→ Exercise data:

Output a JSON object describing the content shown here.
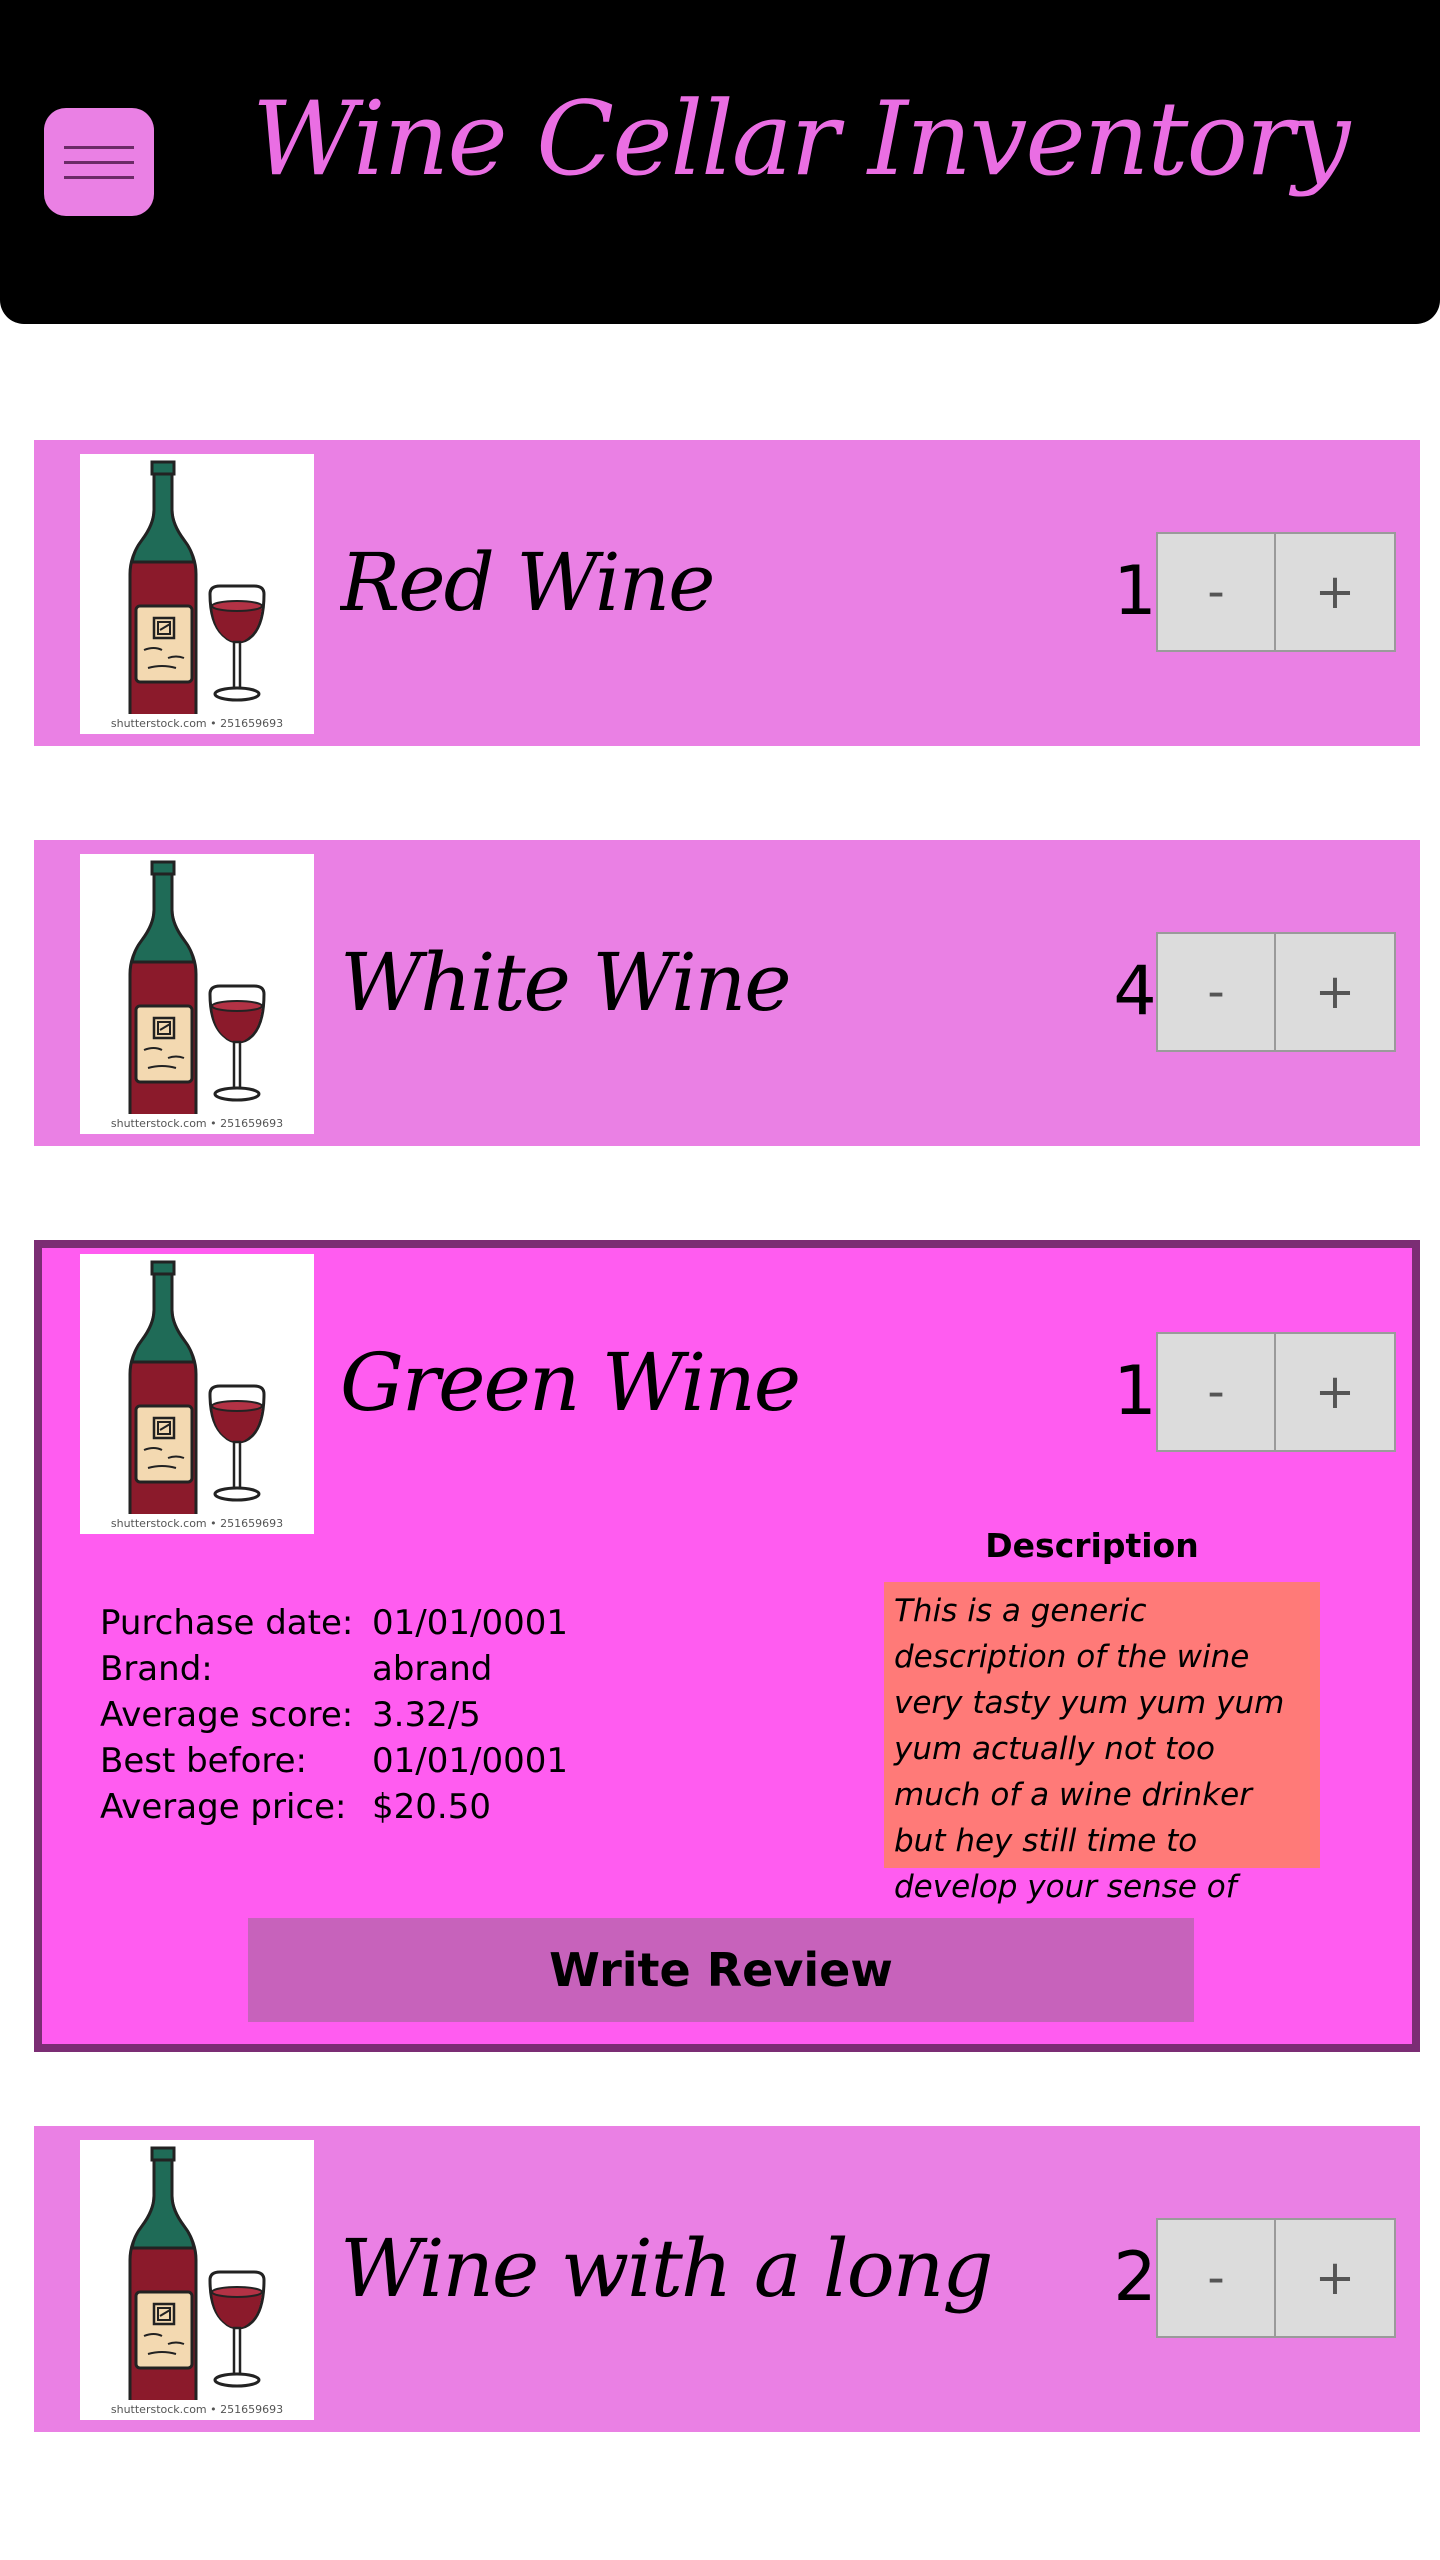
{
  "header": {
    "title": "Wine Cellar Inventory",
    "menu_icon": "hamburger-menu-icon"
  },
  "wines": [
    {
      "name": "Red Wine",
      "quantity": "1",
      "image_credit": "shutterstock.com • 251659693",
      "decrement_label": "-",
      "increment_label": "+"
    },
    {
      "name": "White Wine",
      "quantity": "4",
      "image_credit": "shutterstock.com • 251659693",
      "decrement_label": "-",
      "increment_label": "+"
    },
    {
      "name": "Green Wine",
      "quantity": "1",
      "image_credit": "shutterstock.com • 251659693",
      "decrement_label": "-",
      "increment_label": "+",
      "expanded": true,
      "details": [
        {
          "label": "Purchase date:",
          "value": "01/01/0001"
        },
        {
          "label": "Brand:",
          "value": "abrand"
        },
        {
          "label": "Average score:",
          "value": "3.32/5"
        },
        {
          "label": "Best before:",
          "value": "01/01/0001"
        },
        {
          "label": "Average price:",
          "value": "$20.50"
        }
      ],
      "description_title": "Description",
      "description": "This is a generic description of the wine very tasty yum yum yum yum actually not too much of a wine drinker but hey still time to develop your sense of taste, ya know?",
      "review_button": "Write Review"
    },
    {
      "name": "Wine with a long na-",
      "quantity": "2",
      "image_credit": "shutterstock.com • 251659693",
      "decrement_label": "-",
      "increment_label": "+"
    }
  ],
  "colors": {
    "header_bg": "#000000",
    "title_color": "#ea6ee3",
    "card_bg": "#ea80e4",
    "expanded_card_bg": "#ff5cf0",
    "expanded_border": "#7b2d74",
    "description_bg": "#ff7a78",
    "review_button_bg": "#c762bb"
  }
}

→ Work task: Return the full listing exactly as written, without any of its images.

→ Answer to the exercise:
Output a JSON object describing the content shown here.
{
  "header": {
    "title": "Wine Cellar Inventory",
    "menu_icon": "hamburger-menu-icon"
  },
  "wines": [
    {
      "name": "Red Wine",
      "quantity": "1",
      "image_credit": "shutterstock.com • 251659693",
      "decrement_label": "-",
      "increment_label": "+"
    },
    {
      "name": "White Wine",
      "quantity": "4",
      "image_credit": "shutterstock.com • 251659693",
      "decrement_label": "-",
      "increment_label": "+"
    },
    {
      "name": "Green Wine",
      "quantity": "1",
      "image_credit": "shutterstock.com • 251659693",
      "decrement_label": "-",
      "increment_label": "+",
      "expanded": true,
      "details": [
        {
          "label": "Purchase date:",
          "value": "01/01/0001"
        },
        {
          "label": "Brand:",
          "value": "abrand"
        },
        {
          "label": "Average score:",
          "value": "3.32/5"
        },
        {
          "label": "Best before:",
          "value": "01/01/0001"
        },
        {
          "label": "Average price:",
          "value": "$20.50"
        }
      ],
      "description_title": "Description",
      "description": "This is a generic description of the wine very tasty yum yum yum yum actually not too much of a wine drinker but hey still time to develop your sense of taste, ya know?",
      "review_button": "Write Review"
    },
    {
      "name": "Wine with a long na-",
      "quantity": "2",
      "image_credit": "shutterstock.com • 251659693",
      "decrement_label": "-",
      "increment_label": "+"
    }
  ],
  "colors": {
    "header_bg": "#000000",
    "title_color": "#ea6ee3",
    "card_bg": "#ea80e4",
    "expanded_card_bg": "#ff5cf0",
    "expanded_border": "#7b2d74",
    "description_bg": "#ff7a78",
    "review_button_bg": "#c762bb"
  }
}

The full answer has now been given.